● **About this task**
Find and return every line of the data that contains the word "author".

Interface dataset entries:

+ + + +

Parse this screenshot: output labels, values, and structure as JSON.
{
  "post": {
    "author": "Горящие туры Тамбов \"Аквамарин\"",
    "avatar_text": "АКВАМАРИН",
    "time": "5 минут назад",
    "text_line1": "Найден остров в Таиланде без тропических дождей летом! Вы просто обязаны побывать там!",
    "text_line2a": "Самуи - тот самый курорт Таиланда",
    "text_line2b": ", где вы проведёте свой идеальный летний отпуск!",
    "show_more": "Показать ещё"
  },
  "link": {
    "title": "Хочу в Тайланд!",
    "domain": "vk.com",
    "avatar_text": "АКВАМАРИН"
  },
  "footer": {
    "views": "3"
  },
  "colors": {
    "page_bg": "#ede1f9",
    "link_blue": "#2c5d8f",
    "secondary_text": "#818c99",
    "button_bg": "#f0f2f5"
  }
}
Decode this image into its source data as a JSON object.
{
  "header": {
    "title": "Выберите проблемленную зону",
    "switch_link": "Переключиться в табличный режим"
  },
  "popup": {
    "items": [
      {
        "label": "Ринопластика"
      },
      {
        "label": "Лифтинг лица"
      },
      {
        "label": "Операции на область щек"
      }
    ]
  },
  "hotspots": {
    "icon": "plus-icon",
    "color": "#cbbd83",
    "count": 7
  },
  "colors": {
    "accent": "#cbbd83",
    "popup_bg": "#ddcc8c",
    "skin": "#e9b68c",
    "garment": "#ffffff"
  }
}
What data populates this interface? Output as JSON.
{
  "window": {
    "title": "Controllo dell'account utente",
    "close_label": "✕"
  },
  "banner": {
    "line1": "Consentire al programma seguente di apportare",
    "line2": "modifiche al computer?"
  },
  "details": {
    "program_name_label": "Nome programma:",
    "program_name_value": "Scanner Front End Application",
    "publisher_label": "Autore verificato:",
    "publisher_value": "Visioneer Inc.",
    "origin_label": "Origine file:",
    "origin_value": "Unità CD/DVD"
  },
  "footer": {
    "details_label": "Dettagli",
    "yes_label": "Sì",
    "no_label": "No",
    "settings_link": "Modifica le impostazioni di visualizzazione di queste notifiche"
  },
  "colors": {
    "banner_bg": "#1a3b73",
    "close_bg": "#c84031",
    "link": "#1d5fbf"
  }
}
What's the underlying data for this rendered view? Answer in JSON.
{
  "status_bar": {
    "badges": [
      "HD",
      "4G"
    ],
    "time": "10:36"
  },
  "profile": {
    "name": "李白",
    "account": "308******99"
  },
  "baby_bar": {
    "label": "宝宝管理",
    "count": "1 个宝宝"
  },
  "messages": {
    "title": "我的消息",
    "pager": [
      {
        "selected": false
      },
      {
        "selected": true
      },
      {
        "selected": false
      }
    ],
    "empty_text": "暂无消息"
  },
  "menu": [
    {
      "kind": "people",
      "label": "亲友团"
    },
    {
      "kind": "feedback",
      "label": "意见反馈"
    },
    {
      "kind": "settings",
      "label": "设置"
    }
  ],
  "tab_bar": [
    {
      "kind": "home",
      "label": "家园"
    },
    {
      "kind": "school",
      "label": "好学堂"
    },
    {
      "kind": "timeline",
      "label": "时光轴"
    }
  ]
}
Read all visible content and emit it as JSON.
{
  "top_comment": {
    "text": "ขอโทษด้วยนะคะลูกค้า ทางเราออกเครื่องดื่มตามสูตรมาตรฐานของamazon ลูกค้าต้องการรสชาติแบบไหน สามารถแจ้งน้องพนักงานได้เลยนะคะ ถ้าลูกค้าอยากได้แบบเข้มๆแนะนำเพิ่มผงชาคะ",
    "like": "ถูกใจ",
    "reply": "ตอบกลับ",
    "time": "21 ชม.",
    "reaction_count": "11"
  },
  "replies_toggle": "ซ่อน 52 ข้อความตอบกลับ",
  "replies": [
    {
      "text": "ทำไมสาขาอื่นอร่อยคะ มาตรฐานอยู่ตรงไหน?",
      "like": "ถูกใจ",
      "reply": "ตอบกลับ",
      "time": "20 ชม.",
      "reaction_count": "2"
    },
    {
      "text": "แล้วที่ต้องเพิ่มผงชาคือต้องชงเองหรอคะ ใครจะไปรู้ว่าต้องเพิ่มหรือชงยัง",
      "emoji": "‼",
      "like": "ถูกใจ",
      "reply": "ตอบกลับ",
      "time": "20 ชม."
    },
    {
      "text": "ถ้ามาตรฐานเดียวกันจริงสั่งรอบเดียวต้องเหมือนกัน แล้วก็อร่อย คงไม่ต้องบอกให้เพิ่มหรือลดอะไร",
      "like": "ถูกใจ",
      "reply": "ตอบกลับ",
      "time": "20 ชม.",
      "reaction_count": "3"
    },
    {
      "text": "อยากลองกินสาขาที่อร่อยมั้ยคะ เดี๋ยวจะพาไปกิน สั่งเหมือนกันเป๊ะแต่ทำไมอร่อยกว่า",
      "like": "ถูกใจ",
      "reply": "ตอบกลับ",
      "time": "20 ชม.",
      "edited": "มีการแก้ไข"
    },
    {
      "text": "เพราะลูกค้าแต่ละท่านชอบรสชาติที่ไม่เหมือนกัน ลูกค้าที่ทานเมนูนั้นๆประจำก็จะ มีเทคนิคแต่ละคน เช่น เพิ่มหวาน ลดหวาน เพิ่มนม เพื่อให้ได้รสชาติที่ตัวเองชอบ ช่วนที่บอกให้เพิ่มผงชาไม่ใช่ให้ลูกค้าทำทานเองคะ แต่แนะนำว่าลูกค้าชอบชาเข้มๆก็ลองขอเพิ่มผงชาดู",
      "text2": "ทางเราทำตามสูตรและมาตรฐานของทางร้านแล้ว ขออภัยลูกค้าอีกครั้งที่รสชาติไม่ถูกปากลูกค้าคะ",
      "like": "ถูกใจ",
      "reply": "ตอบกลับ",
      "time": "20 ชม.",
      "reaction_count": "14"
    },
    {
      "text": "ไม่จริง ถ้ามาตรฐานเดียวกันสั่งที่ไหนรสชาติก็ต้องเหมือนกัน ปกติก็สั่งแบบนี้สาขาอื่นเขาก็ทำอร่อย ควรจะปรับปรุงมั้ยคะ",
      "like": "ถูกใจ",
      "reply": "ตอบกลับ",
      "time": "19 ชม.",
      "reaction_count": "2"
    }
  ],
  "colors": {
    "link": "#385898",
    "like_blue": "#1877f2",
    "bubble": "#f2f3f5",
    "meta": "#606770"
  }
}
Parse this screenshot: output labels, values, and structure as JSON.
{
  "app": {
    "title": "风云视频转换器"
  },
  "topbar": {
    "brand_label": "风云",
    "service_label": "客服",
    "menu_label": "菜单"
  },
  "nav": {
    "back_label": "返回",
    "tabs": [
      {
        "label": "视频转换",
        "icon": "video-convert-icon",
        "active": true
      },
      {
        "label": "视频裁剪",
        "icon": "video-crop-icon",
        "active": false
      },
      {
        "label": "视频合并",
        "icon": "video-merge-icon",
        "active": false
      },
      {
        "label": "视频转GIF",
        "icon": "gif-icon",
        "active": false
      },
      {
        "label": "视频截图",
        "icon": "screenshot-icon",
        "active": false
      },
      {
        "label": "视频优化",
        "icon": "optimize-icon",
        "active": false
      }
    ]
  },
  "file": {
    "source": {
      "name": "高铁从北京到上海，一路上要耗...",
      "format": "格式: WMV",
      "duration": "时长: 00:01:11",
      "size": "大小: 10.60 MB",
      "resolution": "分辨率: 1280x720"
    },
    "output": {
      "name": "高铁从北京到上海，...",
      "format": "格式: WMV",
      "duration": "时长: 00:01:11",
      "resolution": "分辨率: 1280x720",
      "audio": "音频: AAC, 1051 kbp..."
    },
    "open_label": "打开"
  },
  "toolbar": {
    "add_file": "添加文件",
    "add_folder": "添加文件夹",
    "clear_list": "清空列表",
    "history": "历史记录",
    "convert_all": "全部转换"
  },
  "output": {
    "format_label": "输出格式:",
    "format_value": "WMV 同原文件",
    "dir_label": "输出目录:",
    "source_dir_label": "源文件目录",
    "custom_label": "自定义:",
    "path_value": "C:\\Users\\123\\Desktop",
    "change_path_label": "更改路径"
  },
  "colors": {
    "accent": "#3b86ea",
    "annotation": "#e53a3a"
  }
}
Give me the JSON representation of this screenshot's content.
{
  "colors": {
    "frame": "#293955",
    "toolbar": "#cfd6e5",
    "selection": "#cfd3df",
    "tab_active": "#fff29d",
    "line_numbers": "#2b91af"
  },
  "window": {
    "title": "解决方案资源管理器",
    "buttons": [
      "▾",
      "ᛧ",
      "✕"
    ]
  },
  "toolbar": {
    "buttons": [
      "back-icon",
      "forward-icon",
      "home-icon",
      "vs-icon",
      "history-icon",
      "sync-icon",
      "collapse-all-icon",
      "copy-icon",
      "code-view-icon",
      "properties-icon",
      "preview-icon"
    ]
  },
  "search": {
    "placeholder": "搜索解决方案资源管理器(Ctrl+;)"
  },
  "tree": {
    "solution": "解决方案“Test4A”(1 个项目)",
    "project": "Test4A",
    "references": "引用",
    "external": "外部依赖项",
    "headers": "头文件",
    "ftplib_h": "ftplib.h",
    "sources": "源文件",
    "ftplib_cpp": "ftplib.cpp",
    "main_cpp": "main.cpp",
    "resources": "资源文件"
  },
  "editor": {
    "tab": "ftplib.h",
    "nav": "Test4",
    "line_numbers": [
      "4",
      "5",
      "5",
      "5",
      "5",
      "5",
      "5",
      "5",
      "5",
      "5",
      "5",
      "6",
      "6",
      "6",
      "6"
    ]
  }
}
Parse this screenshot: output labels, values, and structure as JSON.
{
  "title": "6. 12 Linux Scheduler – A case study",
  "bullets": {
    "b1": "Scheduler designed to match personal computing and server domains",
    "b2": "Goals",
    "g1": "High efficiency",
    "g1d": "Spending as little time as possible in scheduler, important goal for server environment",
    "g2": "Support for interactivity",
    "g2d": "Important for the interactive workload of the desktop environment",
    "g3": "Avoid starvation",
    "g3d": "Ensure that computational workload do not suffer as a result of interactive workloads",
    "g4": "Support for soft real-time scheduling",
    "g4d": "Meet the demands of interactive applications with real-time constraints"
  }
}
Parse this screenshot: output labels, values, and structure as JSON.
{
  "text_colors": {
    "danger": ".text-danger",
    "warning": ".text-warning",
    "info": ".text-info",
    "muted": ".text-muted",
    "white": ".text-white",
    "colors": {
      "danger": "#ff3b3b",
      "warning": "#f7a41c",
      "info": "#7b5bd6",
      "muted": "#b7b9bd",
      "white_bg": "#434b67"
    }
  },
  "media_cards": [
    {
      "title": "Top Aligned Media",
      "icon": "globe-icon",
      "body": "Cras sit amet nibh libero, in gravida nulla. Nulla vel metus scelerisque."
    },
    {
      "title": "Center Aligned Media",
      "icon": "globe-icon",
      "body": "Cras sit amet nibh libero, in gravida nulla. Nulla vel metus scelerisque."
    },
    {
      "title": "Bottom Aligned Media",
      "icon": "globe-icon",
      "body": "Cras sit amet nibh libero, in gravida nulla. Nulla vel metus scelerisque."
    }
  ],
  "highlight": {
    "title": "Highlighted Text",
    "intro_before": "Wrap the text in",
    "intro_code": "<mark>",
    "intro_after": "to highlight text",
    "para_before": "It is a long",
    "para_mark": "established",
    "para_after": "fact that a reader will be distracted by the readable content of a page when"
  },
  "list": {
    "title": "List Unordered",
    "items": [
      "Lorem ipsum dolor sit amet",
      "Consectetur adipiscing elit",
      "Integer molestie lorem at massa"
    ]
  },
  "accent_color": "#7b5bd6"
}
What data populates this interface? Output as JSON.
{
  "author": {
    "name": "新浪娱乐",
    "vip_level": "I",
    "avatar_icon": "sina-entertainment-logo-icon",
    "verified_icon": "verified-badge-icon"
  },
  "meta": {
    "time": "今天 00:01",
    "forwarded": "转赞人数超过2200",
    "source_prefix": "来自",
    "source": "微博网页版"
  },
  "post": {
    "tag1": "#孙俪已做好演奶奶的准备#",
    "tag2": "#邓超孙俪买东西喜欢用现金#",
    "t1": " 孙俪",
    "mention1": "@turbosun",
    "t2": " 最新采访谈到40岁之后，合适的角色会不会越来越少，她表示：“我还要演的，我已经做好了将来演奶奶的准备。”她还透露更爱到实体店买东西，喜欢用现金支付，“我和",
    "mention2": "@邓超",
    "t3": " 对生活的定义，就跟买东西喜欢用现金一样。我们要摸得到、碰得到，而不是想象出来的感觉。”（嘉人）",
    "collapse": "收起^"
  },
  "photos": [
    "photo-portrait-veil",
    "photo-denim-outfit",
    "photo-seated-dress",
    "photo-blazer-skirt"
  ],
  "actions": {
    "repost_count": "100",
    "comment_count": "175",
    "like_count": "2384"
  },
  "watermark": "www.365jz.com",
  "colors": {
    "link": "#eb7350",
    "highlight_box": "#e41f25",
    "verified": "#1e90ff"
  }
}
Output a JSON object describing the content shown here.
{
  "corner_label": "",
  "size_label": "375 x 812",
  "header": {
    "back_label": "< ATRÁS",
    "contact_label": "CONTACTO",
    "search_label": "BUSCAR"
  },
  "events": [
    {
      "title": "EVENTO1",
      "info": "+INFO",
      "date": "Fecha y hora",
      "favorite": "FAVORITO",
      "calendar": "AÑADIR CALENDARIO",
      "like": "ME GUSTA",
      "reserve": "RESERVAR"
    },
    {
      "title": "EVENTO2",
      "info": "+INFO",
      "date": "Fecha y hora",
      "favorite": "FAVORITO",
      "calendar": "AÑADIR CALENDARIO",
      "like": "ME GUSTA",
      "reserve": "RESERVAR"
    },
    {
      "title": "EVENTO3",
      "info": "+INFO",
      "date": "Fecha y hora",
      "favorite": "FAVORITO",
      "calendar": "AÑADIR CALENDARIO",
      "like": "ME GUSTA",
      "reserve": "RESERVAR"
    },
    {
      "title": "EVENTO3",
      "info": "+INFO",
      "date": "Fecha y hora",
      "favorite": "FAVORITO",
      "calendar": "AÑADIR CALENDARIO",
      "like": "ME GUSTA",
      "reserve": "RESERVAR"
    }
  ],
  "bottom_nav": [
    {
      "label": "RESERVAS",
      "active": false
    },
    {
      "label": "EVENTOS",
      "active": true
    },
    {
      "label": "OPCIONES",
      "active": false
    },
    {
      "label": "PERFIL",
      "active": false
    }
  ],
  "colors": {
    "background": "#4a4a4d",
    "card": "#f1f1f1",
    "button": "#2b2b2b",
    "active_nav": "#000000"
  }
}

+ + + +

● **Answer area**
    "author": "Горящие туры Тамбов \"Аквамарин\"",
  "author": {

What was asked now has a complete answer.